# Goal of the exercise
Leave the images out, and otherwise write out each entry exactly.

[Element data from apps and pages]
————————

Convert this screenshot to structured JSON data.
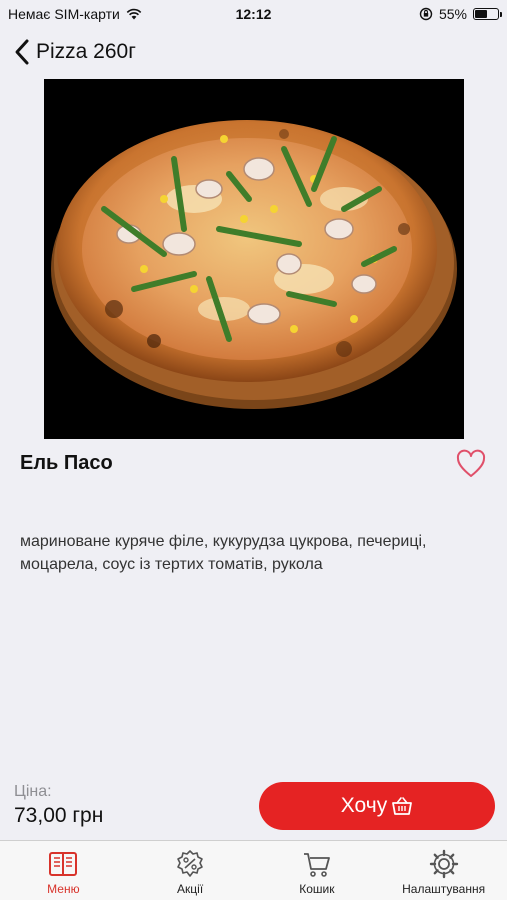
{
  "status_bar": {
    "carrier": "Немає SIM-карти",
    "time": "12:12",
    "battery": "55%",
    "battery_level": 0.55,
    "icons": [
      "wifi-icon",
      "orientation-lock-icon",
      "battery-icon"
    ]
  },
  "nav": {
    "title": "Pizza 260г",
    "back_icon": "chevron-left-icon"
  },
  "product": {
    "name": "Ель Пасо",
    "description": "мариноване куряче філе, кукурудза цукрова, печериці, моцарела, соус із тертих томатів, рукола",
    "favorite_icon": "heart-outline-icon",
    "image": "pizza-photo"
  },
  "price": {
    "label": "Ціна:",
    "value": "73,00 грн"
  },
  "cta": {
    "label": "Хочу",
    "icon": "basket-icon"
  },
  "tabs": [
    {
      "label": "Меню",
      "icon": "menu-book-icon",
      "active": true
    },
    {
      "label": "Акції",
      "icon": "discount-badge-icon",
      "active": false
    },
    {
      "label": "Кошик",
      "icon": "cart-icon",
      "active": false
    },
    {
      "label": "Налаштування",
      "icon": "gear-icon",
      "active": false
    }
  ],
  "colors": {
    "accent": "#e52323",
    "active_tab": "#d8332b",
    "background": "#efeff4"
  }
}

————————

# Answer
Convert this screenshot to structured JSON data.
{
  "status_bar": {
    "carrier": "Немає SIM-карти",
    "time": "12:12",
    "battery": "55%",
    "battery_level": 0.55,
    "icons": [
      "wifi-icon",
      "orientation-lock-icon",
      "battery-icon"
    ]
  },
  "nav": {
    "title": "Pizza 260г",
    "back_icon": "chevron-left-icon"
  },
  "product": {
    "name": "Ель Пасо",
    "description": "мариноване куряче філе, кукурудза цукрова, печериці, моцарела, соус із тертих томатів, рукола",
    "favorite_icon": "heart-outline-icon",
    "image": "pizza-photo"
  },
  "price": {
    "label": "Ціна:",
    "value": "73,00 грн"
  },
  "cta": {
    "label": "Хочу",
    "icon": "basket-icon"
  },
  "tabs": [
    {
      "label": "Меню",
      "icon": "menu-book-icon",
      "active": true
    },
    {
      "label": "Акції",
      "icon": "discount-badge-icon",
      "active": false
    },
    {
      "label": "Кошик",
      "icon": "cart-icon",
      "active": false
    },
    {
      "label": "Налаштування",
      "icon": "gear-icon",
      "active": false
    }
  ],
  "colors": {
    "accent": "#e52323",
    "active_tab": "#d8332b",
    "background": "#efeff4"
  }
}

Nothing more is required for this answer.